■ **TASK**: Scan the entries for the word "away", and copy every line where it appears.

[Element data from apps and pages]
....

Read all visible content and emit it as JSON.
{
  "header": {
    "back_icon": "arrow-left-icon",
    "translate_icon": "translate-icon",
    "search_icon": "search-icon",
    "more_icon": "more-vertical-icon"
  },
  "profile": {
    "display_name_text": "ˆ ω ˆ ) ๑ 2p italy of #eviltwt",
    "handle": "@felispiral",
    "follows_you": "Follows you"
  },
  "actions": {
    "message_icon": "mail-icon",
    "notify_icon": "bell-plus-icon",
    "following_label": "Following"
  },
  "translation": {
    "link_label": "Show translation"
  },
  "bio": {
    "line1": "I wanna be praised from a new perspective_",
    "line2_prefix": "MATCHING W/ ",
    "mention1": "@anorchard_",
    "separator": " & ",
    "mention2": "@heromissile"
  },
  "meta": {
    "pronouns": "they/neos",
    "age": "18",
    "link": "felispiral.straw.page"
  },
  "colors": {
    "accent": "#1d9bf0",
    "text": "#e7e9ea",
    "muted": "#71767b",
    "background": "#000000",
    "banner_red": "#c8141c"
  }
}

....

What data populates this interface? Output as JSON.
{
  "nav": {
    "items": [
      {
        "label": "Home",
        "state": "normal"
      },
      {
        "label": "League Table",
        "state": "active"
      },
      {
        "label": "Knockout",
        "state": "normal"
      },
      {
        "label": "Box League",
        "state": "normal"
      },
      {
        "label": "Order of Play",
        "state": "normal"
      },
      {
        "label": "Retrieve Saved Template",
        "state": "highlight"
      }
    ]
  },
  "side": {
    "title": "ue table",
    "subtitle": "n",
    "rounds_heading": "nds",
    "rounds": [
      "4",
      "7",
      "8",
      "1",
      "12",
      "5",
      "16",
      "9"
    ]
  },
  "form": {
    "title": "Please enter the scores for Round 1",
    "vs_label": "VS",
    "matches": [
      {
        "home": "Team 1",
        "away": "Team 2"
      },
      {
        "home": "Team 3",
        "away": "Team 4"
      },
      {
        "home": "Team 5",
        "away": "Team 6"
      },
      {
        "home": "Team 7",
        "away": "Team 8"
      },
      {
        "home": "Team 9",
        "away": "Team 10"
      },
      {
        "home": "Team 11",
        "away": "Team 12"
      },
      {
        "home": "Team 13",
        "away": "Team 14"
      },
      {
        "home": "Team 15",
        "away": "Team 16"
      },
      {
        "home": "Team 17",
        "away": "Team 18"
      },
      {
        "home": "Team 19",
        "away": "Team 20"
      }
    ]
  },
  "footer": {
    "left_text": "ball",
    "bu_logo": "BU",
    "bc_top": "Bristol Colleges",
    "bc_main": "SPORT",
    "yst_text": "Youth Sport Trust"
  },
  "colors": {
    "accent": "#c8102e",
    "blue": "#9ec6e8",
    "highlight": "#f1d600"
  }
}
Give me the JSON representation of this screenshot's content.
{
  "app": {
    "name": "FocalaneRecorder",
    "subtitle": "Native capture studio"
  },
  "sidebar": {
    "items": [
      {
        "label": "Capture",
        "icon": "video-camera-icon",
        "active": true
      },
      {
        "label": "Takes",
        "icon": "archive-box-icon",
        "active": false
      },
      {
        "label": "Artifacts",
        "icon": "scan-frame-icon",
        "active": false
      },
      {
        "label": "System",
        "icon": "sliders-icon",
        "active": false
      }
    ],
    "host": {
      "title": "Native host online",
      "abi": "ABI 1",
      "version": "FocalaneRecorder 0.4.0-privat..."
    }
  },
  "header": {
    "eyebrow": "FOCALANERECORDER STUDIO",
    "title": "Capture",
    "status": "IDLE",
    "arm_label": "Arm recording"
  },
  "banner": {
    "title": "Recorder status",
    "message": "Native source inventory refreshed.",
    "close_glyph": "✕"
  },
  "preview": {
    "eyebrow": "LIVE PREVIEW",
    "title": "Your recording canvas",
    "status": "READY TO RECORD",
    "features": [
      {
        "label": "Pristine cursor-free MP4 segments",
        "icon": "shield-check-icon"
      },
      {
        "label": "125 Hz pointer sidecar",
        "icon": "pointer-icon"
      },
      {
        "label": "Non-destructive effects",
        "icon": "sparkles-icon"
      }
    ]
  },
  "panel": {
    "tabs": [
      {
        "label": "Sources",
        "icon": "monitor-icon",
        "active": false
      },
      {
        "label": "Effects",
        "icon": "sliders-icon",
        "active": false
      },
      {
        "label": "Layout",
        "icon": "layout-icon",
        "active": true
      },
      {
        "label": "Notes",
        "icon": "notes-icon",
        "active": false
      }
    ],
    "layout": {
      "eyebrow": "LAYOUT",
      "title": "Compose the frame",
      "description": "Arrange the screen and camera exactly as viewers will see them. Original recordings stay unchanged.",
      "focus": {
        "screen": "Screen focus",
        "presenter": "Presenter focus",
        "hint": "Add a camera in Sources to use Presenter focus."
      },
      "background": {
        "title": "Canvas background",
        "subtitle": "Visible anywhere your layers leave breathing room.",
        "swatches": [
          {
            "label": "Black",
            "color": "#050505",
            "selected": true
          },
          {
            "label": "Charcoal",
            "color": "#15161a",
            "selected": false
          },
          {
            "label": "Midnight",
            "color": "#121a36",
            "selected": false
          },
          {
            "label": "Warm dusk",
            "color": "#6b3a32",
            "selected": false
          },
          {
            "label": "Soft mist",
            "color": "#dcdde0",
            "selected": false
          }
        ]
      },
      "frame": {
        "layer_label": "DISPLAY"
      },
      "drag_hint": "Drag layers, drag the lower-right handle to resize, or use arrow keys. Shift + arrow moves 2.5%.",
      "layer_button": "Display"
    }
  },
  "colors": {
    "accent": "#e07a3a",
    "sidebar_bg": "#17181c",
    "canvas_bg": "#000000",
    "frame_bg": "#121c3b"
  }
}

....

■ **FINAL ANSWER**:
        "away": "Team 2"
        "away": "Team 4"
        "away": "Team 6"
        "away": "Team 8"
        "away": "Team 10"
        "away": "Team 12"
        "away": "Team 14"
        "away": "Team 16"
        "away": "Team 18"
        "away": "Team 20"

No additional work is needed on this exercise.